**** RECORDS TO PROCESS ****
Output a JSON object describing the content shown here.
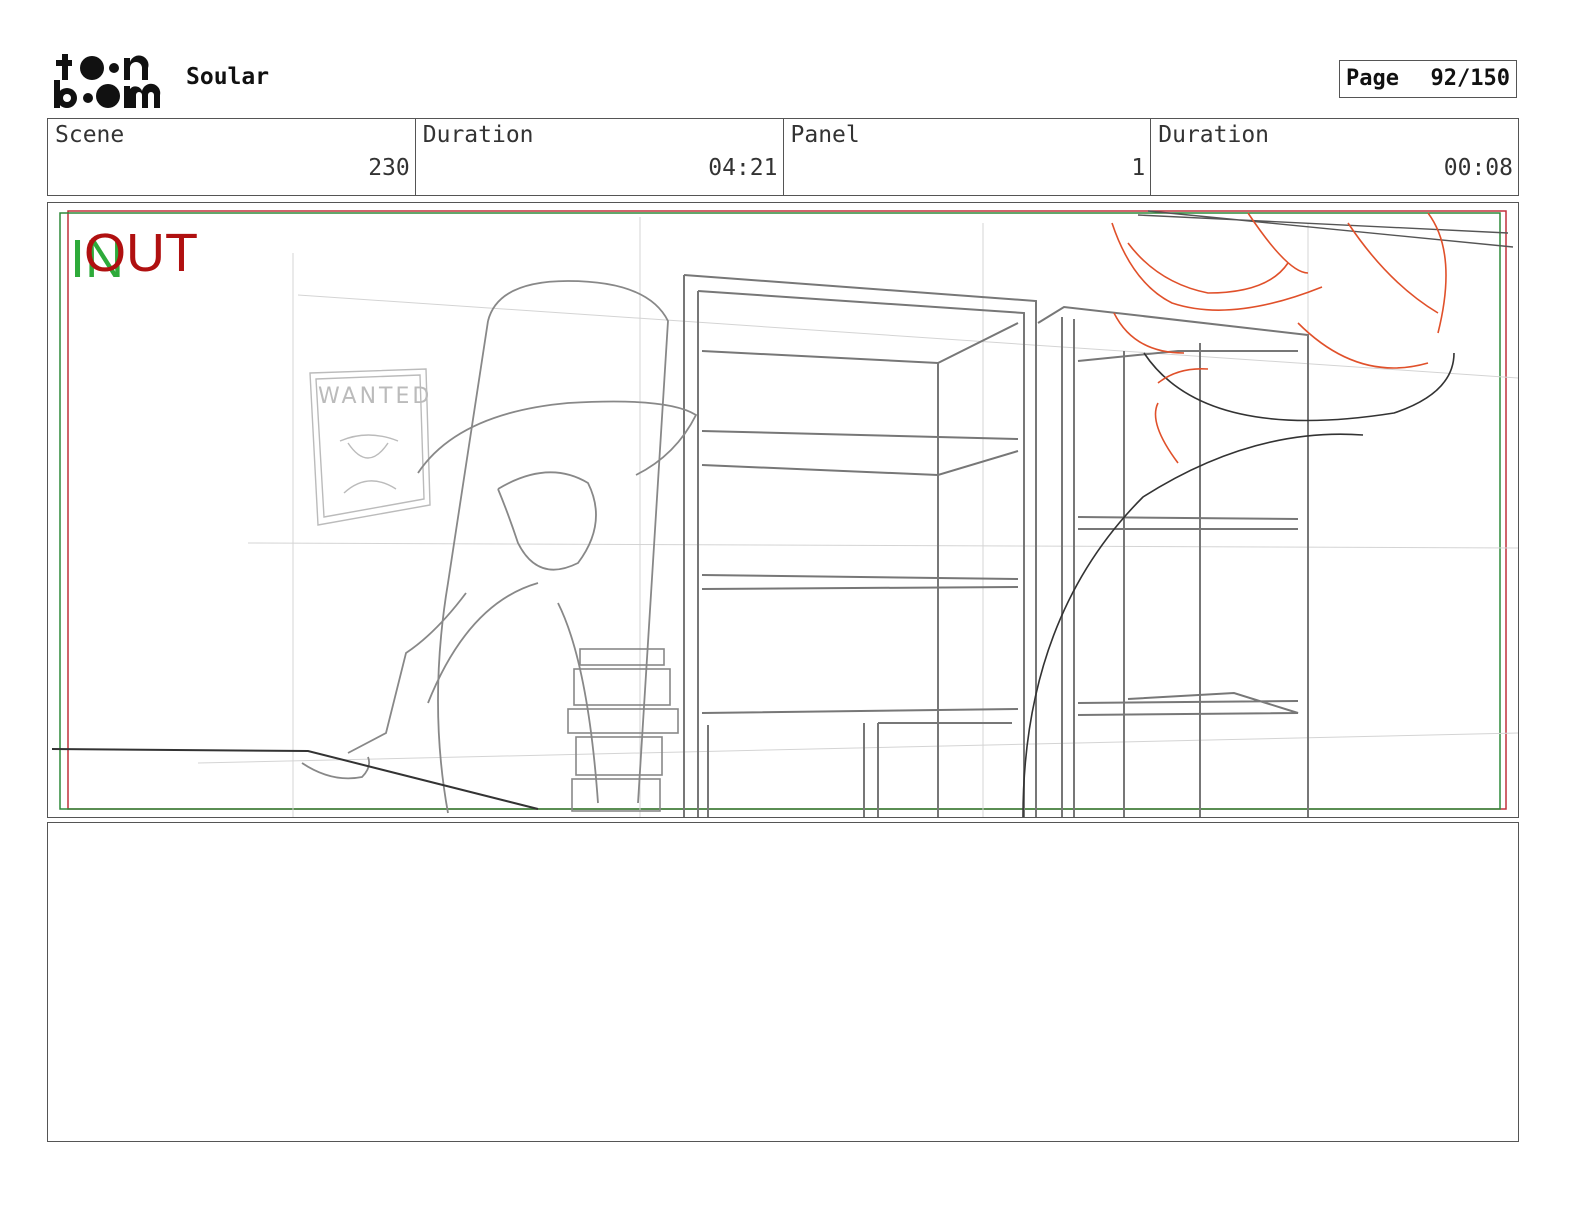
{
  "header": {
    "logo_text_top": "toon",
    "logo_text_bottom": "boom",
    "project_title": "Soular",
    "page_label": "Page",
    "page_value": "92/150"
  },
  "info": [
    {
      "label": "Scene",
      "value": "230"
    },
    {
      "label": "Duration",
      "value": "04:21"
    },
    {
      "label": "Panel",
      "value": "1"
    },
    {
      "label": "Duration",
      "value": "00:08"
    }
  ],
  "panel": {
    "in_marker": "IN",
    "out_marker": "OUT",
    "poster_text": "WANTED",
    "colors": {
      "in": "#2eaa3a",
      "out": "#b01010",
      "sketch": "#888888",
      "red_sketch": "#e0502a"
    }
  },
  "notes": {
    "text": ""
  }
}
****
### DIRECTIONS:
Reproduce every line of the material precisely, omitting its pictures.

### WRITTEN RESPONSE:
Output a JSON object describing the content shown here.
{
  "header": {
    "logo_text_top": "toon",
    "logo_text_bottom": "boom",
    "project_title": "Soular",
    "page_label": "Page",
    "page_value": "92/150"
  },
  "info": [
    {
      "label": "Scene",
      "value": "230"
    },
    {
      "label": "Duration",
      "value": "04:21"
    },
    {
      "label": "Panel",
      "value": "1"
    },
    {
      "label": "Duration",
      "value": "00:08"
    }
  ],
  "panel": {
    "in_marker": "IN",
    "out_marker": "OUT",
    "poster_text": "WANTED",
    "colors": {
      "in": "#2eaa3a",
      "out": "#b01010",
      "sketch": "#888888",
      "red_sketch": "#e0502a"
    }
  },
  "notes": {
    "text": ""
  }
}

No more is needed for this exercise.